┌──
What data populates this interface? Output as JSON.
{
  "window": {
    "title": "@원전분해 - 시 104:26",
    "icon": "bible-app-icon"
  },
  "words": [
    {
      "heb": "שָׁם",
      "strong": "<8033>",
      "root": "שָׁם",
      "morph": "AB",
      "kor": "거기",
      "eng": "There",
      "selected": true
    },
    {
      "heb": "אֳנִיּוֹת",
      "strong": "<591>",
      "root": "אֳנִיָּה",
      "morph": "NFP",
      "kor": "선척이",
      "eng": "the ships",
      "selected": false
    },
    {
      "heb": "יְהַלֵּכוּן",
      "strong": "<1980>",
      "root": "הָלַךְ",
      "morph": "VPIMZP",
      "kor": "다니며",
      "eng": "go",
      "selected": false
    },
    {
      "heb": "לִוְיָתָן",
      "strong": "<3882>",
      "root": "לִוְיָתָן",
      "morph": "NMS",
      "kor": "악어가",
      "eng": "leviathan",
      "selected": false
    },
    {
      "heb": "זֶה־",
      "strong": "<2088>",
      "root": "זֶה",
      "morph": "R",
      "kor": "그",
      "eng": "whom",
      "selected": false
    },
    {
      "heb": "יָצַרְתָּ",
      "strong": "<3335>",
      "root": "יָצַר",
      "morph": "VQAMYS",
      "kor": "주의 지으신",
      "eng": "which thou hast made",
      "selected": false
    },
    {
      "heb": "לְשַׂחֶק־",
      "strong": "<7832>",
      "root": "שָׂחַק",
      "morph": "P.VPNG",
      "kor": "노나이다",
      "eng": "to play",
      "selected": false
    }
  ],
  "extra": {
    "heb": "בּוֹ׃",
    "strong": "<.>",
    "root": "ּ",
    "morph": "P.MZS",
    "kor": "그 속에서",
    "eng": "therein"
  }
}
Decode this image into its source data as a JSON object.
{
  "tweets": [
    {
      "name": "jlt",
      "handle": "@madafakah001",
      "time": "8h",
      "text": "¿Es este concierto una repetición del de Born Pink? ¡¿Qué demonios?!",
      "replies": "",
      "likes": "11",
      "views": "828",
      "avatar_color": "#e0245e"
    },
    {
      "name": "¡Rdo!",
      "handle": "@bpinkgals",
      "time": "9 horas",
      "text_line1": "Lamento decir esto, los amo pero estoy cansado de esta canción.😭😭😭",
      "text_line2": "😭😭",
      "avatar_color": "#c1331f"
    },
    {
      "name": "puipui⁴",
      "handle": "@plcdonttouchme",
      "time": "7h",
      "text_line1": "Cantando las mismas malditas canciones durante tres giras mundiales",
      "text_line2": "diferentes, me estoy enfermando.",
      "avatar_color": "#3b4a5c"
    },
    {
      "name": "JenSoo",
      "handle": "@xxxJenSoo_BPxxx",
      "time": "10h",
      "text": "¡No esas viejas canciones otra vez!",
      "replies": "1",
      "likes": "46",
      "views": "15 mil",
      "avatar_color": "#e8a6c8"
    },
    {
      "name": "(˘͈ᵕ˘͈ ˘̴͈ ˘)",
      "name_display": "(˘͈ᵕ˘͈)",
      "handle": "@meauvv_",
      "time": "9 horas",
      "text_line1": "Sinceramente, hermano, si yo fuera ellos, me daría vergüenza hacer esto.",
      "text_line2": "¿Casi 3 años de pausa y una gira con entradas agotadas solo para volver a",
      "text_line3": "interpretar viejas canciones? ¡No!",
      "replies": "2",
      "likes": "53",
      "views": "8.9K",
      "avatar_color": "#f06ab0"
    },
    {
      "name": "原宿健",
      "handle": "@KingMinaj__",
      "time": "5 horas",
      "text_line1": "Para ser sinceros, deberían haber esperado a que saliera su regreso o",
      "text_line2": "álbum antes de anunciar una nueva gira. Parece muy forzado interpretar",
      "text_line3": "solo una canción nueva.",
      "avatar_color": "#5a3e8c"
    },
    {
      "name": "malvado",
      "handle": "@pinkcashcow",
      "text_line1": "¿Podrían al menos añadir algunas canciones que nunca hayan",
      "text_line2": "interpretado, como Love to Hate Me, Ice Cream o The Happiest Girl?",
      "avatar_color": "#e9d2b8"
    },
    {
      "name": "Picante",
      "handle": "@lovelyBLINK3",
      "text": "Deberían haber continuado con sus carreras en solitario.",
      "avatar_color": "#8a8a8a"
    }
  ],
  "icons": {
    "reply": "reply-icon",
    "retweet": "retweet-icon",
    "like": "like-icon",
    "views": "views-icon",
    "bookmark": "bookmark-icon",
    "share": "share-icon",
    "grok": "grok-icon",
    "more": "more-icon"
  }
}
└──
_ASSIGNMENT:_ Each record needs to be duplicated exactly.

_RESULT FOR THIS TASK:_
What data populates this interface? Output as JSON.
{
  "window": {
    "title": "@원전분해 - 시 104:26",
    "icon": "bible-app-icon"
  },
  "words": [
    {
      "heb": "שָׁם",
      "strong": "<8033>",
      "root": "שָׁם",
      "morph": "AB",
      "kor": "거기",
      "eng": "There",
      "selected": true
    },
    {
      "heb": "אֳנִיּוֹת",
      "strong": "<591>",
      "root": "אֳנִיָּה",
      "morph": "NFP",
      "kor": "선척이",
      "eng": "the ships",
      "selected": false
    },
    {
      "heb": "יְהַלֵּכוּן",
      "strong": "<1980>",
      "root": "הָלַךְ",
      "morph": "VPIMZP",
      "kor": "다니며",
      "eng": "go",
      "selected": false
    },
    {
      "heb": "לִוְיָתָן",
      "strong": "<3882>",
      "root": "לִוְיָתָן",
      "morph": "NMS",
      "kor": "악어가",
      "eng": "leviathan",
      "selected": false
    },
    {
      "heb": "זֶה־",
      "strong": "<2088>",
      "root": "זֶה",
      "morph": "R",
      "kor": "그",
      "eng": "whom",
      "selected": false
    },
    {
      "heb": "יָצַרְתָּ",
      "strong": "<3335>",
      "root": "יָצַר",
      "morph": "VQAMYS",
      "kor": "주의 지으신",
      "eng": "which thou hast made",
      "selected": false
    },
    {
      "heb": "לְשַׂחֶק־",
      "strong": "<7832>",
      "root": "שָׂחַק",
      "morph": "P.VPNG",
      "kor": "노나이다",
      "eng": "to play",
      "selected": false
    }
  ],
  "extra": {
    "heb": "בּוֹ׃",
    "strong": "<.>",
    "root": "ּ",
    "morph": "P.MZS",
    "kor": "그 속에서",
    "eng": "therein"
  }
}
Decode this image into its source data as a JSON object.
{
  "tweets": [
    {
      "name": "jlt",
      "handle": "@madafakah001",
      "time": "8h",
      "text": "¿Es este concierto una repetición del de Born Pink? ¡¿Qué demonios?!",
      "replies": "",
      "likes": "11",
      "views": "828",
      "avatar_color": "#e0245e"
    },
    {
      "name": "¡Rdo!",
      "handle": "@bpinkgals",
      "time": "9 horas",
      "text_line1": "Lamento decir esto, los amo pero estoy cansado de esta canción.😭😭😭",
      "text_line2": "😭😭",
      "avatar_color": "#c1331f"
    },
    {
      "name": "puipui⁴",
      "handle": "@plcdonttouchme",
      "time": "7h",
      "text_line1": "Cantando las mismas malditas canciones durante tres giras mundiales",
      "text_line2": "diferentes, me estoy enfermando.",
      "avatar_color": "#3b4a5c"
    },
    {
      "name": "JenSoo",
      "handle": "@xxxJenSoo_BPxxx",
      "time": "10h",
      "text": "¡No esas viejas canciones otra vez!",
      "replies": "1",
      "likes": "46",
      "views": "15 mil",
      "avatar_color": "#e8a6c8"
    },
    {
      "name": "(˘͈ᵕ˘͈ ˘̴͈ ˘)",
      "name_display": "(˘͈ᵕ˘͈)",
      "handle": "@meauvv_",
      "time": "9 horas",
      "text_line1": "Sinceramente, hermano, si yo fuera ellos, me daría vergüenza hacer esto.",
      "text_line2": "¿Casi 3 años de pausa y una gira con entradas agotadas solo para volver a",
      "text_line3": "interpretar viejas canciones? ¡No!",
      "replies": "2",
      "likes": "53",
      "views": "8.9K",
      "avatar_color": "#f06ab0"
    },
    {
      "name": "原宿健",
      "handle": "@KingMinaj__",
      "time": "5 horas",
      "text_line1": "Para ser sinceros, deberían haber esperado a que saliera su regreso o",
      "text_line2": "álbum antes de anunciar una nueva gira. Parece muy forzado interpretar",
      "text_line3": "solo una canción nueva.",
      "avatar_color": "#5a3e8c"
    },
    {
      "name": "malvado",
      "handle": "@pinkcashcow",
      "text_line1": "¿Podrían al menos añadir algunas canciones que nunca hayan",
      "text_line2": "interpretado, como Love to Hate Me, Ice Cream o The Happiest Girl?",
      "avatar_color": "#e9d2b8"
    },
    {
      "name": "Picante",
      "handle": "@lovelyBLINK3",
      "text": "Deberían haber continuado con sus carreras en solitario.",
      "avatar_color": "#8a8a8a"
    }
  ],
  "icons": {
    "reply": "reply-icon",
    "retweet": "retweet-icon",
    "like": "like-icon",
    "views": "views-icon",
    "bookmark": "bookmark-icon",
    "share": "share-icon",
    "grok": "grok-icon",
    "more": "more-icon"
  }
}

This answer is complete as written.